So, in fairness to all, the plethora of policies and measures being pushed out by government agencies, especially, the monetary and fiscal authorities to cushion the covid-19 effects are, without doubt, panic initiatives. Many of those policies are, without any bias, ill-digested and unrealistic at this point in time.
For instance, an economic stimulus package that pupports to be encouraging business growth or expansion at this time, when companies are either shutting down or maintaining skeletal operations, is rather insensitive. The issue now is survival: let the human beings remain alive. Global and local supply chains have all collapsed. Practically all countries have closed their borders, whether by air, land or sea.
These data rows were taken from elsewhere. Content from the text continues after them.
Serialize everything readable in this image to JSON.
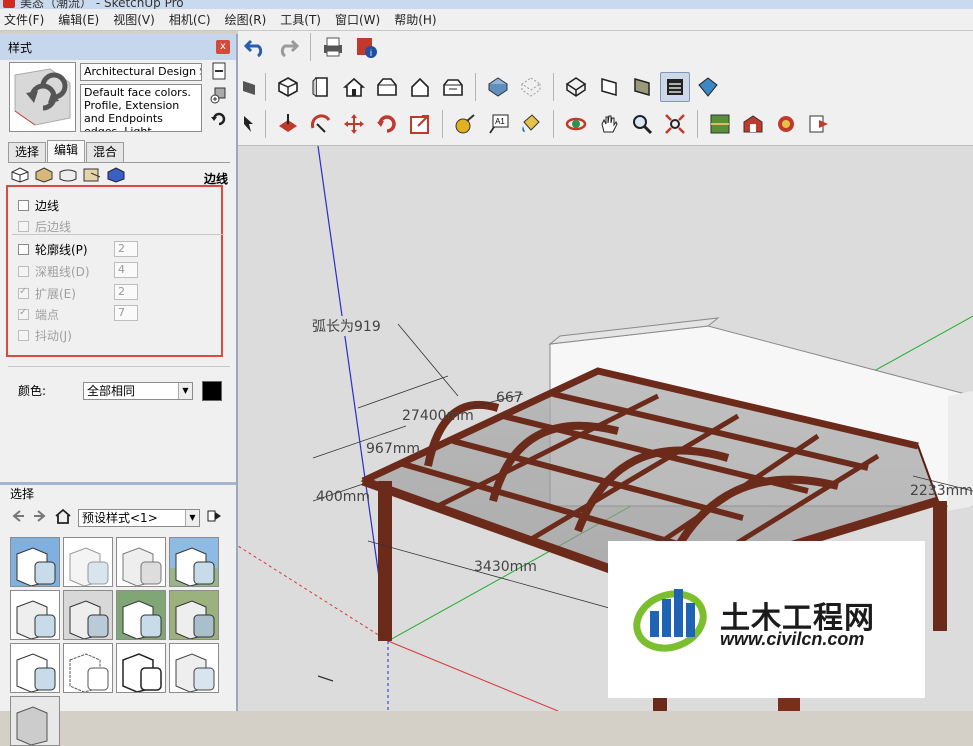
{
  "window": {
    "title": "美态（潮流） - SketchUp Pro"
  },
  "menu": [
    "文件(F)",
    "编辑(E)",
    "视图(V)",
    "相机(C)",
    "绘图(R)",
    "工具(T)",
    "窗口(W)",
    "帮助(H)"
  ],
  "panel": {
    "title": "样式",
    "close_label": "x",
    "style_name": "Architectural Design Style",
    "style_desc": "Default face colors. Profile, Extension and Endpoints edges. Light",
    "tabs": [
      "选择",
      "编辑",
      "混合"
    ],
    "active_tab": "编辑",
    "section_label": "边线",
    "options": {
      "edges": "边线",
      "back_edges": "后边线",
      "profiles": "轮廓线(P)",
      "profiles_val": "2",
      "depth_cue": "深粗线(D)",
      "depth_cue_val": "4",
      "extension": "扩展(E)",
      "extension_val": "2",
      "endpoints": "端点",
      "endpoints_val": "7",
      "jitter": "抖动(J)"
    },
    "color_label": "颜色:",
    "color_value": "全部相同",
    "color_swatch": "#000000",
    "select_section": "选择",
    "collection": "预设样式<1>"
  },
  "viewport": {
    "annotations": {
      "arc": "弧长为919",
      "dim1": "27400mm",
      "dim2": "667",
      "dim3": "967mm",
      "dim4": "400mm",
      "dim5": "3430mm",
      "dim6": "2233mm"
    }
  },
  "watermark": {
    "brand": "土木工程网",
    "url": "www.civilcn.com"
  }
}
Whether the interest rate is zero or not, which business (run by humans) will be taking loans now? lf you are to import raw materials or machinery, from who/where?
There is palpable panic in the land. Here in Nigeria, covid-19 has entered the ‘sanctum santorum’, the Presidency; some presidential aides are already down with the disease. Federal and state civil servants are sent on “leave”. Many top government officials have either been quarantined or self-isolated.
Against this backdrop, who is in a state of mind and safety to see to the realization of those policies being churned out? An agency like the Federal Inland Revenue Service is issuing statements, asking taxpayers to be dutifully paying their taxes, even now. The agency is encouraging all taxpayers to pay, so that government can have money to put “palliative measures” in place now. And the question is: are the taxpayers making money now? Are businesses up and running?
In other climes, the authorities are not only crashing the interest rates but also reportedly making cash available to economic agents through “transfer payments” and sundry other channels. Online businesses are also rendering support by subsidizing their services and, in some instances, ‘pro bono’.
Apparently, in their appreciation of the bizarre and dire situation of businesses in Nigeria now, the House of Representatives (HoR), passed the ‘Economic Stimulus Bill’, but want import duty, and corprate tax suspended. This is to encourage importation and discourage taxing businesses, in the interim, at least. But while the HoR was passing the Bill and sending to the Senate for concurrence, the entire National Assembly shut down, and went on “leave”.
This, again, illustrates the time-lag challenge; and yet the covid-19 pandemic keeps spreading like wild fire, claiming lives at exponential rate across the globe.
Frontpage February 26, 2020